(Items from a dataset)

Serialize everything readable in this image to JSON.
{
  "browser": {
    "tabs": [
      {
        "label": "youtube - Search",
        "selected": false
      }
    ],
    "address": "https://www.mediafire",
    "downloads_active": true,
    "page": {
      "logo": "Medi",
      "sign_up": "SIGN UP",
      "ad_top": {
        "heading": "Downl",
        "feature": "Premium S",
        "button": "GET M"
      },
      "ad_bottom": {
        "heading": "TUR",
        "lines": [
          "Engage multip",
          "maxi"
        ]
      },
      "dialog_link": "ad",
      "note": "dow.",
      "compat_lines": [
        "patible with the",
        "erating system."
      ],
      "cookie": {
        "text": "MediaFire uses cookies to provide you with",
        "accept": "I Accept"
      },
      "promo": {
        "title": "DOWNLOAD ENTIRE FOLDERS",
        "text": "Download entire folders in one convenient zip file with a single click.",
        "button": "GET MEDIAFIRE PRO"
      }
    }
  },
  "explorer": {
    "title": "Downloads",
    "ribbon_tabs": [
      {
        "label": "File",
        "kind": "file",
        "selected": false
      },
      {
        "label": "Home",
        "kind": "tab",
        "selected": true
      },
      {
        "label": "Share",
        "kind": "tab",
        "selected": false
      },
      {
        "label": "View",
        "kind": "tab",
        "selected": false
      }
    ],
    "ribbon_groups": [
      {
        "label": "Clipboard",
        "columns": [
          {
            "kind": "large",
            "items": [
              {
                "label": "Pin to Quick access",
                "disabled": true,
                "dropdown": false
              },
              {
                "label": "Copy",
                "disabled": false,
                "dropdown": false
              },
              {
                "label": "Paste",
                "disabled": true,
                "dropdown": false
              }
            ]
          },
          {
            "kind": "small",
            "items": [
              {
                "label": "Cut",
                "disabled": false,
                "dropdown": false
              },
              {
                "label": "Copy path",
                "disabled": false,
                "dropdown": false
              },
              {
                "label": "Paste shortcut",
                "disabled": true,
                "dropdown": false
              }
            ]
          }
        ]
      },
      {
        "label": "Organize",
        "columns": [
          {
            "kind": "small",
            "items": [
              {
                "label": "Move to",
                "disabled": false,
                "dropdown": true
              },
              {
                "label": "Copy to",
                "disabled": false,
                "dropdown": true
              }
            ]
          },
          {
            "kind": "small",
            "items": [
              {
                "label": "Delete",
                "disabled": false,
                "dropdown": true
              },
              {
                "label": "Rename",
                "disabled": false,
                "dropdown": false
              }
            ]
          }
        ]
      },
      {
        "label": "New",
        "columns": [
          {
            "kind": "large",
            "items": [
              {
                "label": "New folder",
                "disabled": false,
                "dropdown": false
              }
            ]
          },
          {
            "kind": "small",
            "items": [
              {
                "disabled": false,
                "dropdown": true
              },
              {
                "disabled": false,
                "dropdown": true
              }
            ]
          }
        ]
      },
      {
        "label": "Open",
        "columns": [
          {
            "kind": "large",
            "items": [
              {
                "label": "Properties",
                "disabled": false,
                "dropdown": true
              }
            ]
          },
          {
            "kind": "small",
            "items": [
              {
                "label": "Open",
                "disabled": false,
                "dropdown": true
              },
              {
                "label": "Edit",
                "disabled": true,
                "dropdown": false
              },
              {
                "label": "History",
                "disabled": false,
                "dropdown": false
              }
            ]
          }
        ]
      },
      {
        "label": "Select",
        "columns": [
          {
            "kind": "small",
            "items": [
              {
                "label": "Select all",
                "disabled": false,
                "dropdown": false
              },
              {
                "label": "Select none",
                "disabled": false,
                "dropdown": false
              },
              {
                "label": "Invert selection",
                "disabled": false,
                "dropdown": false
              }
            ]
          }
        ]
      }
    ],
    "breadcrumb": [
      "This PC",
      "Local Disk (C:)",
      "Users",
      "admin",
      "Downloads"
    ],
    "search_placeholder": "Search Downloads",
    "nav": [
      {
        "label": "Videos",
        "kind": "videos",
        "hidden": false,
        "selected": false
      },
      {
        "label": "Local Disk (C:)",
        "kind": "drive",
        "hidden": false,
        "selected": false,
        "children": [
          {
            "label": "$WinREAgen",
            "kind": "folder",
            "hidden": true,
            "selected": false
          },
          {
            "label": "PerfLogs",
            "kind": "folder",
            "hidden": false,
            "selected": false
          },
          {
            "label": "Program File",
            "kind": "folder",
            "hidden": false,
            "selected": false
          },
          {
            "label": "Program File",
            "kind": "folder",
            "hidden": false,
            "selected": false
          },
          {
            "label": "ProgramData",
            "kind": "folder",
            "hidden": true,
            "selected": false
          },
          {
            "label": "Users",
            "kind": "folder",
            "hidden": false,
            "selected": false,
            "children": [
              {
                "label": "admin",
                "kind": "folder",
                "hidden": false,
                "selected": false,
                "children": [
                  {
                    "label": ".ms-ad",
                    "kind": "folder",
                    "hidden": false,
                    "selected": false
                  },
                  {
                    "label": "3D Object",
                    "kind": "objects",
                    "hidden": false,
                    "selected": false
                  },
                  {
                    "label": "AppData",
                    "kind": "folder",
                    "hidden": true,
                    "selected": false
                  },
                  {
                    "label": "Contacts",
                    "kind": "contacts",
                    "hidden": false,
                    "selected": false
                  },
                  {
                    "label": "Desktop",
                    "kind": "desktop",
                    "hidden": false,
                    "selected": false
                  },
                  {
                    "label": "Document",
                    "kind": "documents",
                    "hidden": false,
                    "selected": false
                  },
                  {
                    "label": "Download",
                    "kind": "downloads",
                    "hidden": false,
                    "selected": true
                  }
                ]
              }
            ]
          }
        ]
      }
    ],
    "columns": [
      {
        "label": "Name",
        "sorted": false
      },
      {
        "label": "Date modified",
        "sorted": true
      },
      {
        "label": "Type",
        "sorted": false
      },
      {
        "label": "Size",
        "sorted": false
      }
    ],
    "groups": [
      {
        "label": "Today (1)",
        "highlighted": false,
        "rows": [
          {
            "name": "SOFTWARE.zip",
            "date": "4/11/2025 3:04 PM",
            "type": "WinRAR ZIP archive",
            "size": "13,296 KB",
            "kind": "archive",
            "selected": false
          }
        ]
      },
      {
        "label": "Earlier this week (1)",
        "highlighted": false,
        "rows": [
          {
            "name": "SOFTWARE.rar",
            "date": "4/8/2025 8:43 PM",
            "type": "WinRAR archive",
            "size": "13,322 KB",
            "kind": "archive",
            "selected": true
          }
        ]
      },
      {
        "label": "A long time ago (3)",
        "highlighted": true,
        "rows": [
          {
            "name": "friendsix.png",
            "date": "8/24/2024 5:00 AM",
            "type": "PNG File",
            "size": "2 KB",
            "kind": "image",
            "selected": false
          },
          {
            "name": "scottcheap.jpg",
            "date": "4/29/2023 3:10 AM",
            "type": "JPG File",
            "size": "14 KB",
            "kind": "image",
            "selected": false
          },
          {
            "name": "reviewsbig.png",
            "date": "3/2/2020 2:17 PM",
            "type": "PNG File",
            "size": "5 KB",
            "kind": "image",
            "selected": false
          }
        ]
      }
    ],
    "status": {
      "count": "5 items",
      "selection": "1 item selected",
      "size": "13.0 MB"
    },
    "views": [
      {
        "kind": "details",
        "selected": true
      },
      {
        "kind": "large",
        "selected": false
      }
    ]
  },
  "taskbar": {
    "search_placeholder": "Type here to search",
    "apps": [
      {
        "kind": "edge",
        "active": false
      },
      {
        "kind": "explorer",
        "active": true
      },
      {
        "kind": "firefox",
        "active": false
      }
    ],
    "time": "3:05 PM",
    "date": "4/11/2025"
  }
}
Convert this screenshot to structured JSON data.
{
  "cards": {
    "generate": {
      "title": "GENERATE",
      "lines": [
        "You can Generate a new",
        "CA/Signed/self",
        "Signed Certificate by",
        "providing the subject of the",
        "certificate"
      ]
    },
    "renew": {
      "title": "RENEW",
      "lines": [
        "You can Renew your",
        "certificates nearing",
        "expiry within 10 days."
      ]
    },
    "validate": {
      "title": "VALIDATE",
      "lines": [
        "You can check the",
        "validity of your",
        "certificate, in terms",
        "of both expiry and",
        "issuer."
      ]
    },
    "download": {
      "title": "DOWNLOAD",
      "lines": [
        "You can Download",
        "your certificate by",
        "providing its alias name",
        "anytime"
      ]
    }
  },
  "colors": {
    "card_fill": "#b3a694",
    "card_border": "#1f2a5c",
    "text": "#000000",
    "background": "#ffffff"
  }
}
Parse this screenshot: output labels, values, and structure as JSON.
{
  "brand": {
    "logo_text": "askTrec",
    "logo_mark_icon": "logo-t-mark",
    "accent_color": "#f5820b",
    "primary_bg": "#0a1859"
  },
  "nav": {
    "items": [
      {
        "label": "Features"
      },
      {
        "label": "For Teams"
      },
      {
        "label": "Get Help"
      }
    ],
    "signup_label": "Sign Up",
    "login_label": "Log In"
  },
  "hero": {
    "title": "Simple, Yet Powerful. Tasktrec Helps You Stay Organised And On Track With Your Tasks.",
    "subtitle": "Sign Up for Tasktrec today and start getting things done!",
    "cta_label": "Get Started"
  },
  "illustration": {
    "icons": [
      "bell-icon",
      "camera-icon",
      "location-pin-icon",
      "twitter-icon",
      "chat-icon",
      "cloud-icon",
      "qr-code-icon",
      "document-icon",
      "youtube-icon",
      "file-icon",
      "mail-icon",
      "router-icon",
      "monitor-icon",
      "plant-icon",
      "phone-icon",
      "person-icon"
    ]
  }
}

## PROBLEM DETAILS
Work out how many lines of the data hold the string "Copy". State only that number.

## FINISHED TASK
3